* **Required action**: Exact retyping of the data: please keep every word and drop each picture.

Data section below:

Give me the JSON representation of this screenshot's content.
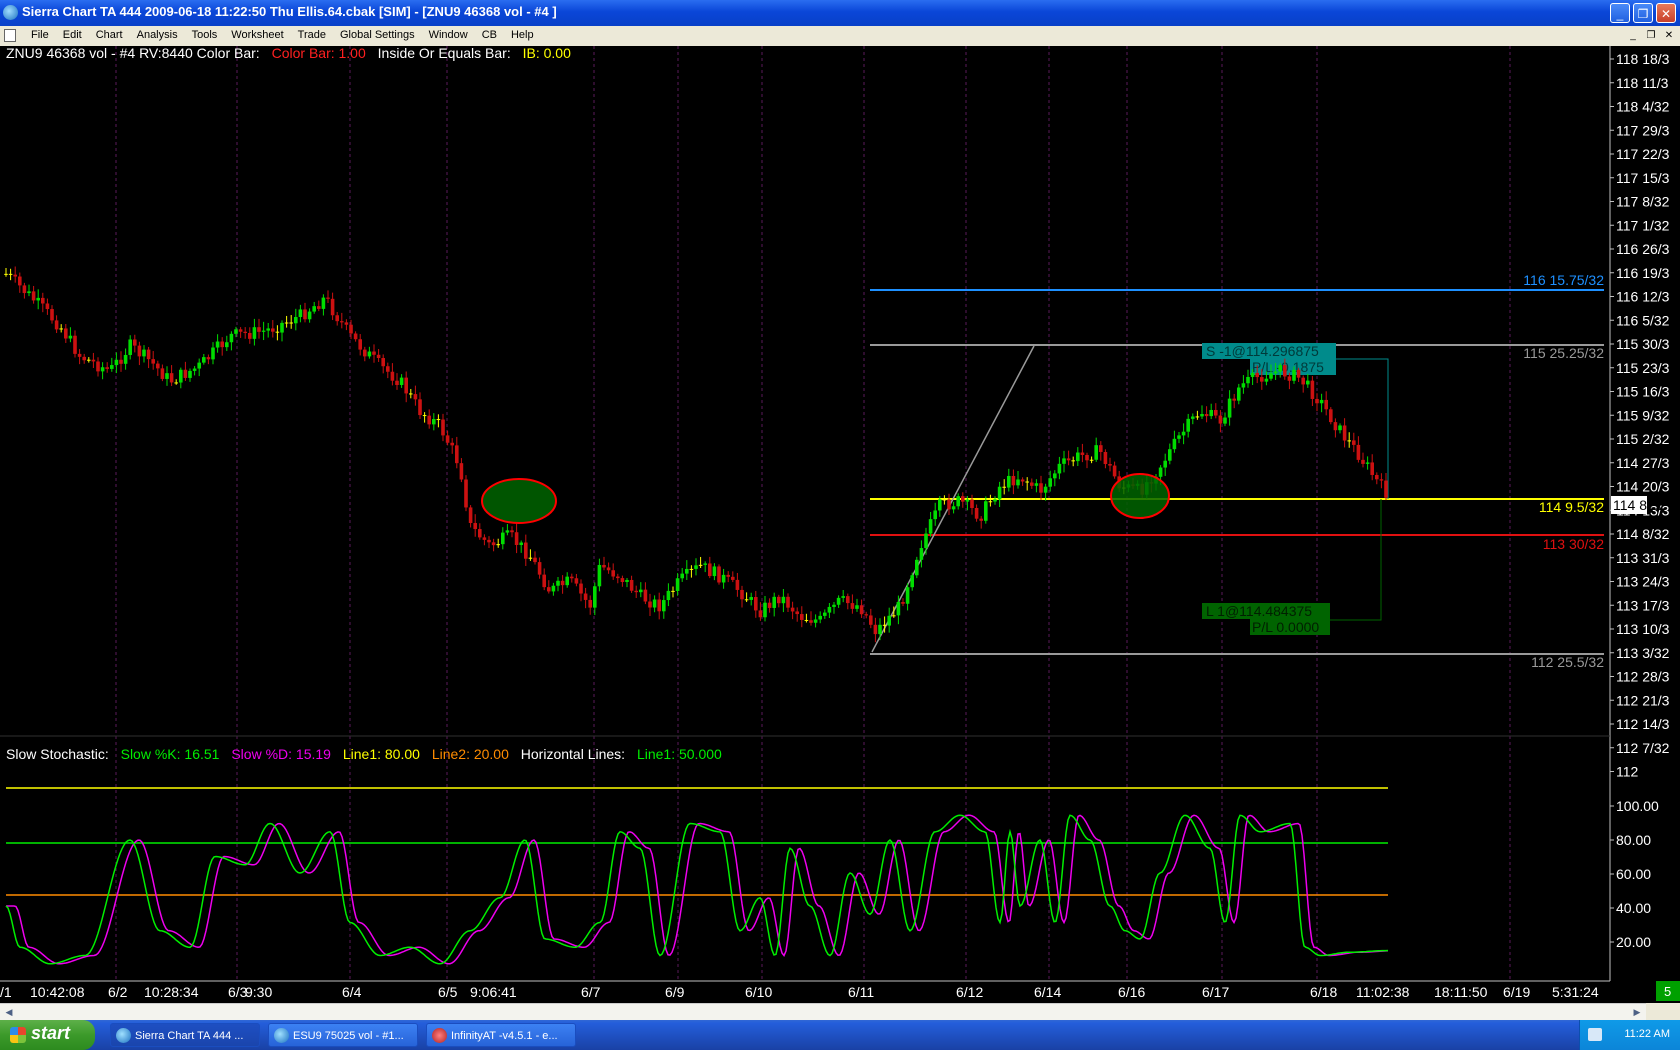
{
  "window": {
    "title": "Sierra Chart TA 444   2009-06-18  11:22:50  Thu    Ellis.64.cbak [SIM] - [ZNU9  46368 vol - #4 ]",
    "minimize": "_",
    "restore": "❐",
    "close": "✕"
  },
  "menu": {
    "items": [
      "File",
      "Edit",
      "Chart",
      "Analysis",
      "Tools",
      "Worksheet",
      "Trade",
      "Global Settings",
      "Window",
      "CB",
      "Help"
    ],
    "mdi": [
      "_",
      "❐",
      "✕"
    ]
  },
  "header": {
    "symbol": "ZNU9  46368 vol - #4  RV:8440  Color Bar:",
    "color_bar_value": "Color Bar: 1.00",
    "ib_label": "Inside Or Equals Bar:",
    "ib_value": "IB: 0.00"
  },
  "price_axis": {
    "labels": [
      "118 18/3",
      "118 11/3",
      "118 4/32",
      "117 29/3",
      "117 22/3",
      "117 15/3",
      "117 8/32",
      "117 1/32",
      "116 26/3",
      "116 19/3",
      "116 12/3",
      "116 5/32",
      "115 30/3",
      "115 23/3",
      "115 16/3",
      "115 9/32",
      "115 2/32",
      "114 27/3",
      "114 20/3",
      "114 13/3",
      "114 8/32",
      "113 31/3",
      "113 24/3",
      "113 17/3",
      "113 10/3",
      "113 3/32",
      "112 28/3",
      "112 21/3",
      "112 14/3",
      "112 7/32",
      "112"
    ],
    "current": "114 8/32"
  },
  "levels": [
    {
      "label": "116 15.75/32",
      "color": "#1e90ff"
    },
    {
      "label": "115 25.25/32",
      "color": "#9a9a9a"
    },
    {
      "label": "114 9.5/32",
      "color": "#ffff00"
    },
    {
      "label": "113 30/32",
      "color": "#e01010"
    },
    {
      "label": "112 25.5/32",
      "color": "#9a9a9a"
    }
  ],
  "orders": {
    "short_entry": "S -1@114.296875",
    "short_pl": "P/L -0.1875",
    "long_entry": "L 1@114.484375",
    "long_pl": "P/L 0.0000"
  },
  "stochastic": {
    "title": "Slow Stochastic:",
    "k": "Slow %K: 16.51",
    "d": "Slow %D: 15.19",
    "line1": "Line1: 80.00",
    "line2": "Line2: 20.00",
    "hlines_label": "Horizontal Lines:",
    "hline1": "Line1: 50.000",
    "axis": [
      "100.00",
      "80.00",
      "60.00",
      "40.00",
      "20.00"
    ]
  },
  "time_axis": [
    "/1",
    "10:42:08",
    "6/2",
    "10:28:34",
    "6/3",
    "9:30",
    "6/4",
    "6/5",
    "9:06:41",
    "6/7",
    "6/9",
    "6/10",
    "6/11",
    "6/12",
    "6/14",
    "6/16",
    "6/17",
    "6/18",
    "11:02:38",
    "18:11:50",
    "6/19",
    "5:31:24"
  ],
  "corner_badge": "5",
  "scrollbar": {
    "left": "◀",
    "right": "▶"
  },
  "taskbar": {
    "start": "start",
    "tasks": [
      "Sierra Chart TA 444 ...",
      "ESU9  75025 vol - #1...",
      "InfinityAT -v4.5.1 - e..."
    ],
    "clock": "11:22 AM"
  },
  "colors": {
    "up_candle": "#00dd00",
    "down_candle": "#cc1111",
    "doji": "#ffff00",
    "stoch_k": "#00ee00",
    "stoch_d": "#ee00ee"
  }
}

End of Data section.

* **Problem solution**:
Give me the JSON representation of this screenshot's content.
{
  "window": {
    "title": "Sierra Chart TA 444   2009-06-18  11:22:50  Thu    Ellis.64.cbak [SIM] - [ZNU9  46368 vol - #4 ]",
    "minimize": "_",
    "restore": "❐",
    "close": "✕"
  },
  "menu": {
    "items": [
      "File",
      "Edit",
      "Chart",
      "Analysis",
      "Tools",
      "Worksheet",
      "Trade",
      "Global Settings",
      "Window",
      "CB",
      "Help"
    ],
    "mdi": [
      "_",
      "❐",
      "✕"
    ]
  },
  "header": {
    "symbol": "ZNU9  46368 vol - #4  RV:8440  Color Bar:",
    "color_bar_value": "Color Bar: 1.00",
    "ib_label": "Inside Or Equals Bar:",
    "ib_value": "IB: 0.00"
  },
  "price_axis": {
    "labels": [
      "118 18/3",
      "118 11/3",
      "118 4/32",
      "117 29/3",
      "117 22/3",
      "117 15/3",
      "117 8/32",
      "117 1/32",
      "116 26/3",
      "116 19/3",
      "116 12/3",
      "116 5/32",
      "115 30/3",
      "115 23/3",
      "115 16/3",
      "115 9/32",
      "115 2/32",
      "114 27/3",
      "114 20/3",
      "114 13/3",
      "114 8/32",
      "113 31/3",
      "113 24/3",
      "113 17/3",
      "113 10/3",
      "113 3/32",
      "112 28/3",
      "112 21/3",
      "112 14/3",
      "112 7/32",
      "112"
    ],
    "current": "114 8/32"
  },
  "levels": [
    {
      "label": "116 15.75/32",
      "color": "#1e90ff"
    },
    {
      "label": "115 25.25/32",
      "color": "#9a9a9a"
    },
    {
      "label": "114 9.5/32",
      "color": "#ffff00"
    },
    {
      "label": "113 30/32",
      "color": "#e01010"
    },
    {
      "label": "112 25.5/32",
      "color": "#9a9a9a"
    }
  ],
  "orders": {
    "short_entry": "S -1@114.296875",
    "short_pl": "P/L -0.1875",
    "long_entry": "L 1@114.484375",
    "long_pl": "P/L 0.0000"
  },
  "stochastic": {
    "title": "Slow Stochastic:",
    "k": "Slow %K: 16.51",
    "d": "Slow %D: 15.19",
    "line1": "Line1: 80.00",
    "line2": "Line2: 20.00",
    "hlines_label": "Horizontal Lines:",
    "hline1": "Line1: 50.000",
    "axis": [
      "100.00",
      "80.00",
      "60.00",
      "40.00",
      "20.00"
    ]
  },
  "time_axis": [
    "/1",
    "10:42:08",
    "6/2",
    "10:28:34",
    "6/3",
    "9:30",
    "6/4",
    "6/5",
    "9:06:41",
    "6/7",
    "6/9",
    "6/10",
    "6/11",
    "6/12",
    "6/14",
    "6/16",
    "6/17",
    "6/18",
    "11:02:38",
    "18:11:50",
    "6/19",
    "5:31:24"
  ],
  "corner_badge": "5",
  "scrollbar": {
    "left": "◀",
    "right": "▶"
  },
  "taskbar": {
    "start": "start",
    "tasks": [
      "Sierra Chart TA 444 ...",
      "ESU9  75025 vol - #1...",
      "InfinityAT -v4.5.1 - e..."
    ],
    "clock": "11:22 AM"
  },
  "colors": {
    "up_candle": "#00dd00",
    "down_candle": "#cc1111",
    "doji": "#ffff00",
    "stoch_k": "#00ee00",
    "stoch_d": "#ee00ee"
  }
}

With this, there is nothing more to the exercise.